  • The Chronicals of Narnia by C S Lewis
    Four children travel repeatedly to a world in which they are far more than mere children and everything is far more than it seems. (8-13, and then again aged 20+)
  • Call of the Wild and White Fang by Jack London
    Jack London's tale of a dog's fight for survival in the harsh and frozen Yukon is one of the greatest animal stories ever written. It tells of a dog born to luxury but sold as a sledge dog, and how he rises magnificently above all his enemies to become one of the most feared and admired dogs in the North. (10+)
  • The Hound of the Baskervilles by Arthur Conan Doyle
    The terrible spectacle of the beast, the fog of the moor, the discovery of a body: this classic horror story pits detective against dog. When Sir Charles Baskerville is found dead on the wild Devon moorland with the footprints of a giant hound nearby, the blame is placed on a family curse. It is left to Sherlock Holmes and Doctor Watson to solve the mystery of the legend of the phantom hound before Sir Charles' heir comes to an equally gruesome end. (12+)
  • Watership Down by Richard Adams
    The story follows a warren of Berkshire rabbits fleeing the destruction of their home by a land developer. As they search for a safe haven, skirting danger at every turn, we become acquainted with the band and its compelling culture and mythos. (8+)
  • The Adventures of Tom Sawyer by Mark Twain
  • A Wizard of Earthsea by Ursula Le Guin
    The island of Gont is a land famous for wizards. Of these, some say the greatest - and surely the greatest voyager - is the man called Sparrowhawk. As a reckless, awkward boy, he discovered the great power that was in him - with terrifying consequences. Tempted by pride to try spells beyond his means, Sparrowhawk lets loose an evil shadow-beast in his land. Only he can destroy it, and the quest leads him to the farthest corner of Earthsea. (12+)
  • Treasure Island by R L Stevenson
  • Gulliver’s Travels by Jonathan Swift
  • Animal Farm by George Orwell

Graphic Novels

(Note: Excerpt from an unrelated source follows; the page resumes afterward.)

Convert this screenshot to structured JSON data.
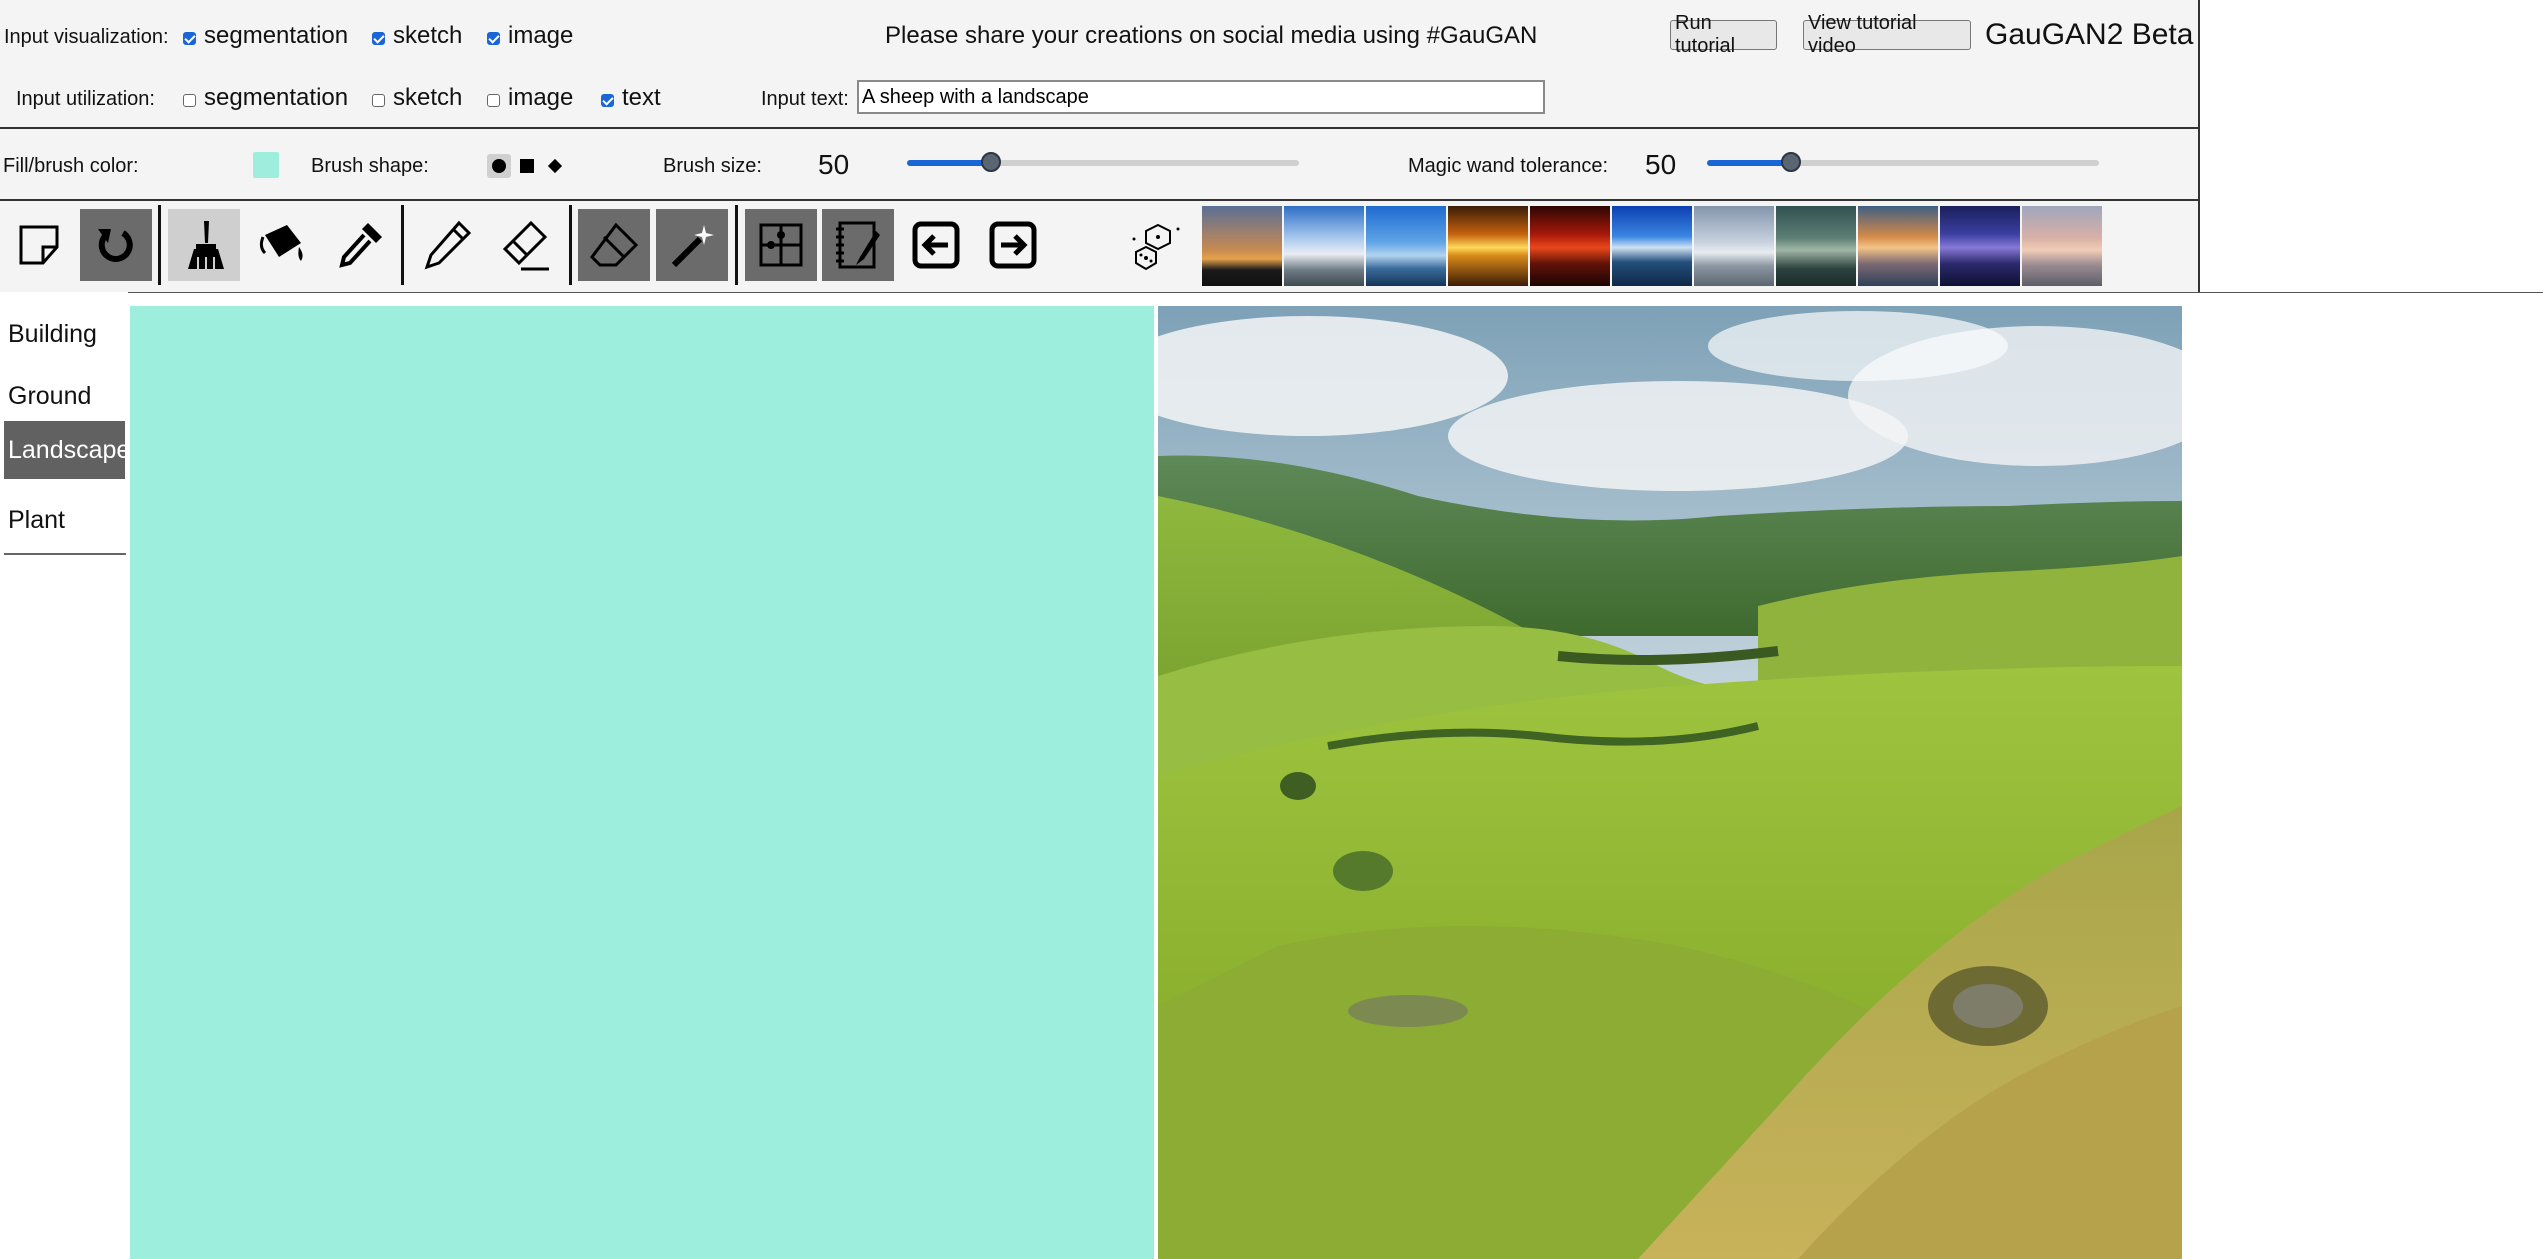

  • Scott Pilgrim series by Bryan Lee O'Malley
    Scott wants to date the beautiful and mysterious Ramona Flowers, but first he must defeat her seven evil ex's. The art is lovely, and the plot is both brilliant and gripping. The books are even better than the film! (13+)
  • Lost at Sea by Bryan Lee O'Malley
    Are you lost? Read this book. (13+)
  • Maus by Art Spiegelman*
    A beautifully conceived story about being Jewish under the Nazis. (13+)

Some good young adult fiction I've read as an adult

  • The Fault in Our Stars by John Green
    The story of Hazel Green and Augustus Waters, two ordinary teenagers who just happen to have cancer. I honestly do not have the words to do this book justice - it is brilliant, heartfelt, funny, and terribly terribly sad. (13+)
  • Looking for Alaska by John Green
    I wish I'd read this book aged 15! It's another brilliant coming of age story about being young. (14-18)
  • Hunger Games series by Suzanne Collins
    There are no words for how awesome this post-apocalyptic survival thriller is. Except it has some of the same flaws as Twilight - the male leads are two-dimensional idealised versions of boys designed for Katniss, the female protagonist, to agonise over. (14-18)


Books on my own reading list

Books that some of my friends enjoyed while at school (recommender in brackets)

These are the books that some of my friends came up with when I asked which books they most enjoyed reading when they were aged between 12 and 17. There are some absolutely brilliant books here and I hope you enjoy them. Incidentally, a lot of my friends also recommender some of the books I listed above, Philip Pullman being the most popular.

Books of general awesome




Science Fiction




* Probably best suited to people aged 16+

NB: No, my friends aren't all teachers, but I'm not willing to disclose the full names of my friends!